-- Information given follows --

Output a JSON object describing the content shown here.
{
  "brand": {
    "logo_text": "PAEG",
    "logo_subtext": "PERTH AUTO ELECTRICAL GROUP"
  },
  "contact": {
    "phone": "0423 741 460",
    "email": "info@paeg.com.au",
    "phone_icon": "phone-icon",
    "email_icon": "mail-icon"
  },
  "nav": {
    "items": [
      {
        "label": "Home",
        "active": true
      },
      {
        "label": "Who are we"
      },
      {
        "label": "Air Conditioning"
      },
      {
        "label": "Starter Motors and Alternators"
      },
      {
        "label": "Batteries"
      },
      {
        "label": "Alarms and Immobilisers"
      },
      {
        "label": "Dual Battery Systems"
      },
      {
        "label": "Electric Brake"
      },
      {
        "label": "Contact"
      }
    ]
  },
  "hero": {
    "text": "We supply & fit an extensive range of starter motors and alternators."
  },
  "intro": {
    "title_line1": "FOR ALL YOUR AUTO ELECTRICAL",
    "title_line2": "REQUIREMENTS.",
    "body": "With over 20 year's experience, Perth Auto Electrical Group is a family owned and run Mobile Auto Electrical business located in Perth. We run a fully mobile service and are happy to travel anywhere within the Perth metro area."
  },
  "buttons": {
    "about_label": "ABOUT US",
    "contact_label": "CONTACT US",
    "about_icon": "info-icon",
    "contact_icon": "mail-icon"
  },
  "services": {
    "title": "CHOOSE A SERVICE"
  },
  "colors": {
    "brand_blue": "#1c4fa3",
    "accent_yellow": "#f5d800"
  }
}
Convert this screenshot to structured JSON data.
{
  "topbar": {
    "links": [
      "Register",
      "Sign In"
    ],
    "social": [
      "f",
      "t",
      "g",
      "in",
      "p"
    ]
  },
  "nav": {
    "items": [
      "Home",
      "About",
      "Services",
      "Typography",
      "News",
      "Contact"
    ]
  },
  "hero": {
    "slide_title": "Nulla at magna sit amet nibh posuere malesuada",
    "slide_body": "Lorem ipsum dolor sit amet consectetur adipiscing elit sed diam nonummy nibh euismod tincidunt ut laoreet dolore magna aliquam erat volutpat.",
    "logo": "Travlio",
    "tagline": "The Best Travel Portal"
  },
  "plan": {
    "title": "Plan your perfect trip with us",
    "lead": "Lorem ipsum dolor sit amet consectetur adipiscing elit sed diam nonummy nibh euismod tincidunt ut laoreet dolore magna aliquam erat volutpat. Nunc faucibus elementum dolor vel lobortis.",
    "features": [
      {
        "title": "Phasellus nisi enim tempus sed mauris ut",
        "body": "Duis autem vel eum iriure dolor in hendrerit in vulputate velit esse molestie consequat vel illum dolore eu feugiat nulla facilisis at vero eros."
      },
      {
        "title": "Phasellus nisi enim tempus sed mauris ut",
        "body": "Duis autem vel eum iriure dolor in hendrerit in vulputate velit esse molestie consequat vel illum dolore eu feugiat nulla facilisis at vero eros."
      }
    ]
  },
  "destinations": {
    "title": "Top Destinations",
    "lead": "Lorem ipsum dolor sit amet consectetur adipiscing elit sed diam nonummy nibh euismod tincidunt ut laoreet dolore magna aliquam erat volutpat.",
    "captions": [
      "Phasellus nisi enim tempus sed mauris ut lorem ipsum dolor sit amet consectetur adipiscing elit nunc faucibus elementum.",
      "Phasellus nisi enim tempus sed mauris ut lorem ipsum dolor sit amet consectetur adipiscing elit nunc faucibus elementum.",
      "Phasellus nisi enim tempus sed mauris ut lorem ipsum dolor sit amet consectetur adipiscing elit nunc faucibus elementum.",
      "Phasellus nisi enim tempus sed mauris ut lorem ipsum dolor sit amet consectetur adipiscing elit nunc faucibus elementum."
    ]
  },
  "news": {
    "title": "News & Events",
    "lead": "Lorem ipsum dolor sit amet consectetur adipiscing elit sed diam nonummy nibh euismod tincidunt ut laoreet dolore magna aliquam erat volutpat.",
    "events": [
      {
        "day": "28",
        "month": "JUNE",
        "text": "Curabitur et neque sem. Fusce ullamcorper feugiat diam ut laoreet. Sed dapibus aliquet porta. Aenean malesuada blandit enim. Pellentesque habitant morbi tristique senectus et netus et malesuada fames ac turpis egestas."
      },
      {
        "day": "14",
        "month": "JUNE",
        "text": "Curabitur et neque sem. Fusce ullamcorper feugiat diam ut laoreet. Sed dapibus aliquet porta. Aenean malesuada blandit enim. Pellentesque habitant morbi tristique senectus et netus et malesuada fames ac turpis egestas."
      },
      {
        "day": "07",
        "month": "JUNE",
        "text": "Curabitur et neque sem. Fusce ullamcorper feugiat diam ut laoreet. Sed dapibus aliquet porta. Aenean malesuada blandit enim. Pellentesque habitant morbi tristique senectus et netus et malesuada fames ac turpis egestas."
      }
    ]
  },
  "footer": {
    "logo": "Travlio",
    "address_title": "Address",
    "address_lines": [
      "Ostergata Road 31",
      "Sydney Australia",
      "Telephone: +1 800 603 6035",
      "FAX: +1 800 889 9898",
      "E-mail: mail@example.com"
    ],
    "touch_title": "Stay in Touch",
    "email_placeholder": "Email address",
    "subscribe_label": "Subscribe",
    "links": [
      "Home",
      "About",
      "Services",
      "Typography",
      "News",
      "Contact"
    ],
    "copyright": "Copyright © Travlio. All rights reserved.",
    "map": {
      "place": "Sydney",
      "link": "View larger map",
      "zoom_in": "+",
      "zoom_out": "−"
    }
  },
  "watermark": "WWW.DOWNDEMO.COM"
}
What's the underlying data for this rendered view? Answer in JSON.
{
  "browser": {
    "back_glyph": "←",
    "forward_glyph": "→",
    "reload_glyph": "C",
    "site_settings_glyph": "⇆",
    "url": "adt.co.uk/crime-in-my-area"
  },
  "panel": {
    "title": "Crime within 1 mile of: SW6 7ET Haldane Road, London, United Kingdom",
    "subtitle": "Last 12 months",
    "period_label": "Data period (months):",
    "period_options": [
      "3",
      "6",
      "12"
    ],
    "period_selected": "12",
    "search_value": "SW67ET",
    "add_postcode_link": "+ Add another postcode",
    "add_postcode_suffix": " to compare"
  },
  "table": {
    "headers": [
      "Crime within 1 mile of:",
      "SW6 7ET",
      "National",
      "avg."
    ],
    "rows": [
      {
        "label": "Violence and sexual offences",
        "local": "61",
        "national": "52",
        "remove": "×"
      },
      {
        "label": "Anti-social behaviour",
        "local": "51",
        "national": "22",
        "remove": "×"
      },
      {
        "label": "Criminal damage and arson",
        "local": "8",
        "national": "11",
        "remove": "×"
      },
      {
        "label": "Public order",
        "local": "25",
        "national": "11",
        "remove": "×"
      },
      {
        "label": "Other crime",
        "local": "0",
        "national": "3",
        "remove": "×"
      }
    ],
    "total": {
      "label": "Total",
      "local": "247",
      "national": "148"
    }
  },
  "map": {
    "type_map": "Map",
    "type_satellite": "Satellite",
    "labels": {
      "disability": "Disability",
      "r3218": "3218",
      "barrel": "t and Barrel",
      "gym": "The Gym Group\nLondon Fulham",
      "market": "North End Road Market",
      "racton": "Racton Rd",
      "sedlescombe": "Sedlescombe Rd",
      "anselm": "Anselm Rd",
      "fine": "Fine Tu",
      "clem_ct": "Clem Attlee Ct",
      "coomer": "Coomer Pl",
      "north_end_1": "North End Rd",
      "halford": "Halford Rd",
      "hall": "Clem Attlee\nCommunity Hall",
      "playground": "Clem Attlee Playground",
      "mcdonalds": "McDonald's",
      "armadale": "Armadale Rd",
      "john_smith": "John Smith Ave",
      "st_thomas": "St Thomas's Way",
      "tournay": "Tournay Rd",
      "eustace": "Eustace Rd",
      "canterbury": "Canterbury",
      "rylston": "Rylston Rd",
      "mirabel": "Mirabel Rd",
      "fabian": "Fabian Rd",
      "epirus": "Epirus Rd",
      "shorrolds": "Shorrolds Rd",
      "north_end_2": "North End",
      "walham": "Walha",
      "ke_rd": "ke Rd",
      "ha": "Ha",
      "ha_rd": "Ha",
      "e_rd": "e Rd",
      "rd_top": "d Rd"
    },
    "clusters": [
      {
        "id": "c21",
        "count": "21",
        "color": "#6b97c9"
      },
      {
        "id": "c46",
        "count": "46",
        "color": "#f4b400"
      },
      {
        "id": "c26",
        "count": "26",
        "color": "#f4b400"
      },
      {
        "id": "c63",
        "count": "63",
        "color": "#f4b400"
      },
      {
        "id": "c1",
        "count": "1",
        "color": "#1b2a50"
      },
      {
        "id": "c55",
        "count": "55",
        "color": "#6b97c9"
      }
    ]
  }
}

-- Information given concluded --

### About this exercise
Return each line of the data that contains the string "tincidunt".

### Answer to the exercise
    "slide_body": "Lorem ipsum dolor sit amet consectetur adipiscing elit sed diam nonummy nibh euismod tincidunt ut laoreet dolore magna aliquam erat volutpat.",
    "lead": "Lorem ipsum dolor sit amet consectetur adipiscing elit sed diam nonummy nibh euismod tincidunt ut laoreet dolore magna aliquam erat volutpat. Nunc faucibus elementum dolor vel lobortis.",
    "lead": "Lorem ipsum dolor sit amet consectetur adipiscing elit sed diam nonummy nibh euismod tincidunt ut laoreet dolore magna aliquam erat volutpat.",
    "lead": "Lorem ipsum dolor sit amet consectetur adipiscing elit sed diam nonummy nibh euismod tincidunt ut laoreet dolore magna aliquam erat volutpat.",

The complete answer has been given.